Admittedly, taste is the sense most often confined to a single vertical — food service. However, outliers exist. Consider Ikea, famous for furniture, but also the Swedish meatballs you’re likely embarrassed to admit you love. These are indeed part of the Ikea brand experience, rolling a touch of savory Swedish kindness into the mix.
But getting back to food service, strategic freebies can go a long way in the taste department. If you go to your local Friendly’s or DQ, you’re likely to be offered free samples of different ice cream flavors, activating your sweet tooth — and shortly thereafter, your wallet.
Also think of the warm, soft, unlimited signature breadsticks you get after ordering your meal at Olive Garden. After stuffing your face with those, odds are high that you’ll be taking half of your entrée home, but also that you’ll be returning to the OG.
Recommendation: Consider ways that you can intertwine the sense of taste into your brand experience; but if you’re offering to put something in your customer’s mouth, please be sure that it tastes good. In other words, if you’re an oil change franchise serving coffee in the waiting room, be sure that the coffee doesn’t taste like your motor oil.

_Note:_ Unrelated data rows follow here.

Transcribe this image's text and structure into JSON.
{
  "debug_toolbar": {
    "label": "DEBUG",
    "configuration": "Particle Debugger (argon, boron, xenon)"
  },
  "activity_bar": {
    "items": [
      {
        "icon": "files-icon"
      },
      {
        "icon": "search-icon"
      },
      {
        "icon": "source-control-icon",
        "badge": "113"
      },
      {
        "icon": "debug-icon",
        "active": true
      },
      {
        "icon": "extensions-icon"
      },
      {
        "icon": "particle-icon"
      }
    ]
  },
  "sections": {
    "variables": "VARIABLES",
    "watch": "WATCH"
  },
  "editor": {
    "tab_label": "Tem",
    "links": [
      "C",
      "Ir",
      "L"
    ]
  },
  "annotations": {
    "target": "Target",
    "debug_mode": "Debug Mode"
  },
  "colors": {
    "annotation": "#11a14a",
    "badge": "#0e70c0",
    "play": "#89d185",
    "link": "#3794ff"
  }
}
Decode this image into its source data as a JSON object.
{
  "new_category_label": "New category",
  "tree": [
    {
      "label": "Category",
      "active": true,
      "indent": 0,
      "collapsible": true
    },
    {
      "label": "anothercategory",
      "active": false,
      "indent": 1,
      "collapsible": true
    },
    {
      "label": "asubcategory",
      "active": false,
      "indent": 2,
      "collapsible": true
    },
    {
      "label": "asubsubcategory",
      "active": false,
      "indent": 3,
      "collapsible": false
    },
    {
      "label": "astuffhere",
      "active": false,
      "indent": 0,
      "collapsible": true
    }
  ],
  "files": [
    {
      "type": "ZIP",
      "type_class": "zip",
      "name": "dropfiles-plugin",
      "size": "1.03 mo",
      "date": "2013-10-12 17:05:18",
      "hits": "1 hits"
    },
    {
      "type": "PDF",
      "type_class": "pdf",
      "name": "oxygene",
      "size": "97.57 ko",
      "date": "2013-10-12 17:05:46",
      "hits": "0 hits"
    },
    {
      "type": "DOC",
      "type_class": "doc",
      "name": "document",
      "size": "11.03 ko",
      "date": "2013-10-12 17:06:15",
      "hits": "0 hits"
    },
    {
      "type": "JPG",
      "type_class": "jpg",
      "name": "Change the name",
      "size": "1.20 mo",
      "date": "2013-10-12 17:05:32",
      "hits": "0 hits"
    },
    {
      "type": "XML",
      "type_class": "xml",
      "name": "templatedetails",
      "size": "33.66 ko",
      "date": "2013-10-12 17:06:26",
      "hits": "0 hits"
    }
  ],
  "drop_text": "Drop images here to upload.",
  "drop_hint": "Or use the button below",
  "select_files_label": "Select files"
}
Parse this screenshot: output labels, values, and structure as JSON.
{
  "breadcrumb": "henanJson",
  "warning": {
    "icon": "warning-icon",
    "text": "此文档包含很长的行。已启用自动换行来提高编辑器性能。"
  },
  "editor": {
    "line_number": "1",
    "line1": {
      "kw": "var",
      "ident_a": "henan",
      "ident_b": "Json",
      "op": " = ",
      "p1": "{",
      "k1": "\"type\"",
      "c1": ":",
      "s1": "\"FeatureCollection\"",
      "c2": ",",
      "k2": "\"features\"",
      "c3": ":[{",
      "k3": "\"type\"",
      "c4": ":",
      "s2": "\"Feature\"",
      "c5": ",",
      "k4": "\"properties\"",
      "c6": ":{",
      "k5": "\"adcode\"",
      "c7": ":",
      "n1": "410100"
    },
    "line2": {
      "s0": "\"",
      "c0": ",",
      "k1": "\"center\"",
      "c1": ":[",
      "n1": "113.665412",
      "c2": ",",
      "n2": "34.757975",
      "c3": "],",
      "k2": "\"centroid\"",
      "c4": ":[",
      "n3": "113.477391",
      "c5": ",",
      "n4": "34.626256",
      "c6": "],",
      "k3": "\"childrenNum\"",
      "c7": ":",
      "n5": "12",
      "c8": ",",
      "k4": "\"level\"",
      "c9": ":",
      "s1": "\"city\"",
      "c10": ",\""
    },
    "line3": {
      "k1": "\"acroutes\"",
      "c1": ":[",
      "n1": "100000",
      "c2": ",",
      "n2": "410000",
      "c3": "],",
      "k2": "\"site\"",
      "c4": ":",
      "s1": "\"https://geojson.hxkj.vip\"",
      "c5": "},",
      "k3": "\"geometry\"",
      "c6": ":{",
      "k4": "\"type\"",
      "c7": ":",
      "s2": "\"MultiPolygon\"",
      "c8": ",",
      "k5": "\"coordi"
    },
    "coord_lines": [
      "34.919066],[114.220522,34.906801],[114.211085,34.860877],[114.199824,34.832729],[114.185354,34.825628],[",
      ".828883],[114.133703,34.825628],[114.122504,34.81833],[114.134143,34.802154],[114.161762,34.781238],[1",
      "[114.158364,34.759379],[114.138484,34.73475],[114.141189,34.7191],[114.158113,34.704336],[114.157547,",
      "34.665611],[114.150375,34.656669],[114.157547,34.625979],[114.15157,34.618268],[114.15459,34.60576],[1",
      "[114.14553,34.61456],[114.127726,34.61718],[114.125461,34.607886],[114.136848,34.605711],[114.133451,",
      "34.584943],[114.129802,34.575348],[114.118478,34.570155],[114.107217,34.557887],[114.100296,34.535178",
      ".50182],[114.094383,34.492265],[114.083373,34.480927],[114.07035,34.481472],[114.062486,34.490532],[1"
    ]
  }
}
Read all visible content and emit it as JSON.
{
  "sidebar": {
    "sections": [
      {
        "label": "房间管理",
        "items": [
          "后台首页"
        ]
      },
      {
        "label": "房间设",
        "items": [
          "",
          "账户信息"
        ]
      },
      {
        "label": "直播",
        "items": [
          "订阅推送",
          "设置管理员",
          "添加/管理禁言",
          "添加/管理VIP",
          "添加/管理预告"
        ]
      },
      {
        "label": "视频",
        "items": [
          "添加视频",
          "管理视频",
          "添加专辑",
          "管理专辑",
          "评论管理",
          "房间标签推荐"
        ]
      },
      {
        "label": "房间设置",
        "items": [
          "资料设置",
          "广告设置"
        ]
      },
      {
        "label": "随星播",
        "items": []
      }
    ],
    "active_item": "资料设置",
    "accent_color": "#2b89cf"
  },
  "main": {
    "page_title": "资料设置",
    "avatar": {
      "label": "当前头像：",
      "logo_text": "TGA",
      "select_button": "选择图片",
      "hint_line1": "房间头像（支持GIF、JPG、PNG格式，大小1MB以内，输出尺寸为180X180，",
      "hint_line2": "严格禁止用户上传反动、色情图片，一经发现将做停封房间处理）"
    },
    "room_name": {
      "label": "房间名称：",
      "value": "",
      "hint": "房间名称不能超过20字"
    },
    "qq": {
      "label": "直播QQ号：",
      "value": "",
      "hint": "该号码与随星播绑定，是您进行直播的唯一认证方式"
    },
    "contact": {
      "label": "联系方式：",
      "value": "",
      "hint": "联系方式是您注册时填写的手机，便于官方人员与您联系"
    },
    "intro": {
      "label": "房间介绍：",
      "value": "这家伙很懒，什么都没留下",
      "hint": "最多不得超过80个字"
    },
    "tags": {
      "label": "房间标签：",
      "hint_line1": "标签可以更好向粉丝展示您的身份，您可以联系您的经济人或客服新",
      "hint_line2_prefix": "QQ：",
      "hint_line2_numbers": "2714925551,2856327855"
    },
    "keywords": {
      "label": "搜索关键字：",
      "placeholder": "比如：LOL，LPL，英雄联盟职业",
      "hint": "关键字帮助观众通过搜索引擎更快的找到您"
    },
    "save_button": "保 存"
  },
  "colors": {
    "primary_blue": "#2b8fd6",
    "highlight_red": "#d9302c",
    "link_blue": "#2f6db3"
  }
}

Lastly, one overarching bit of advice pertaining to your sensory branding efforts: Be knowledgeable, be intentional and be consistent!
Certain brands that master the weaving of all five senses into the mosaic of their brand experience can capture that elusive “sixth sense” — the clairvoyance of being in the presence of the master touch.